Calibrating OpenPGP CA security/usability tradeoffs
OpenPGP CA prescribes some aspects of how to use OpenPGP within an organization. However, there are also some degrees of freedom in how to deploy OpenPGP CA. Organizations need to make some decisions before rolling out OpenPGP CA.
Protecting the CA key
When setting up a new CA, the operator needs to choose between two modes of handling the CA key:
- OpenPGP card-backed, and
The two modes have different security and operational implications:
OpenPGP card-backed operation
OpenPGP card-backed operation has the advantage that the computer that runs the CA has no direct access to the private key material of the CA key.
However, an additional (though inexpensive) hardware device is necessary. Additionally, decisions about how to handle the device need to be made. Does it stay on the person of one CA operator? Does it stay connected to the machine that runs the CA? Various approaches can be appropriate, depending on the circumstances.
OpenPGP card-backed operation mode is recommended, in most cases. For a deeper discussion of details see “The OpenPGP card backend”.
In softkey mode, the OpenPGP CA database contains the private key of the CA. This private key needs to be protected: it can create certifications that all users in the organization trust implicitly. If an attacker gets access to the private CA key, they can certify keys to perform man-in-the-middle attacks on users.
The OpenPGP CA database itself is not encrypted or otherwise protected, and the CA key is not currently password protected. This means that the database file needs to be protected appropriately (e.g. stored on removable encrypted storage, like dm-crypt/LUKS).
Does my organization need an offline OpenPGP CA, or is an online instance okay?
If the risk of a compromised CA key is unacceptable, OpenPGP CA should be run on an air-gapped (“offline”) system.
For offline instances we suggest running OpenPGP CA on tails.
Should my organization use the centralized or decentralized workflows?
Centralized key creation is a convenient workflow, but it means that the CA admin has access to the users’ private keys during key creation.
This means that if the CA admin machine is compromised, an attacker may get access to new users’ private key material.
This workflow also opens the possibility that law enforcement (or other actors) could coerce the CA admin to disclose private key material.
If a third party has access to the private key material of a user, they can read messages that are encrypted to the user, as well as forge signatures and certifications.
The decentralized workflow avoids these pitfalls, but makes adding new users more cumbersome: not only the key, but also the certifications and the revocation certificates need to be created on the user’s system, and sent to the OpenPGP CA admin. The main focus of the next version of OpenPGP CA is simplifying this workflow by adding support to GPG Sync to do the initial setup.
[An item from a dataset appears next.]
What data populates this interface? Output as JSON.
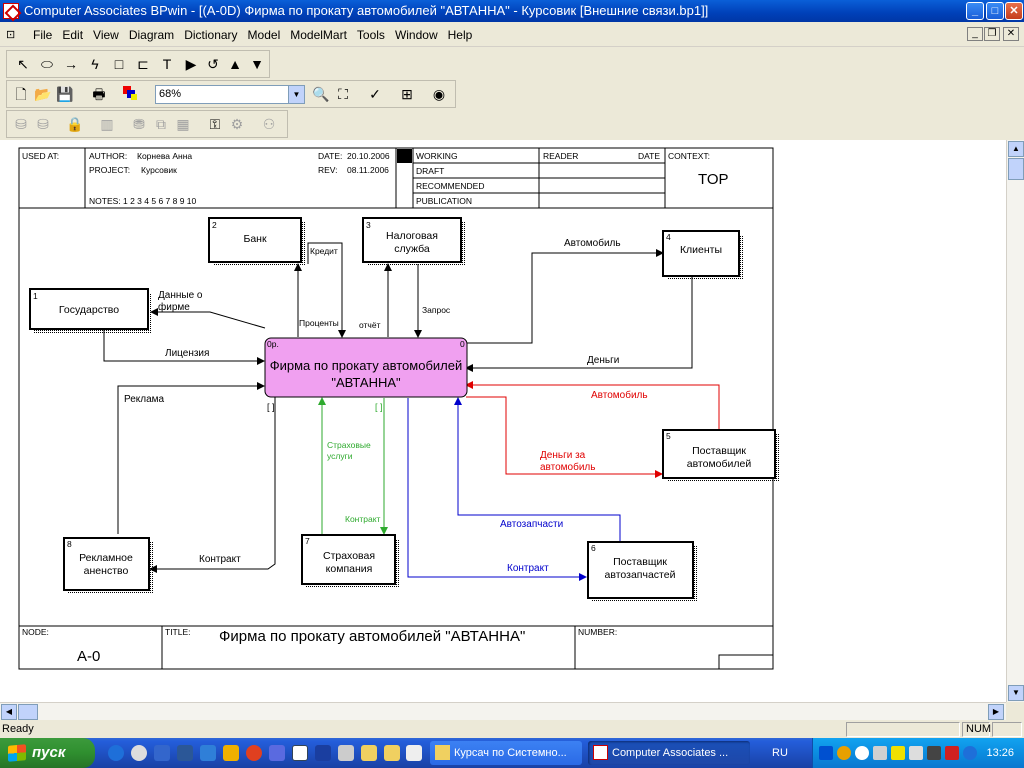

Should keys be public?
Some individuals shouldn’t be readily associated with an organization. For instance, a journalist may work for some organization, but that association should not be published. In these cases, it is best to not only not give such users an email address, but the user’s key should not be publicly certified. Such keys could be added to a private GPG Sync-style keylist. But, even this should be done with care.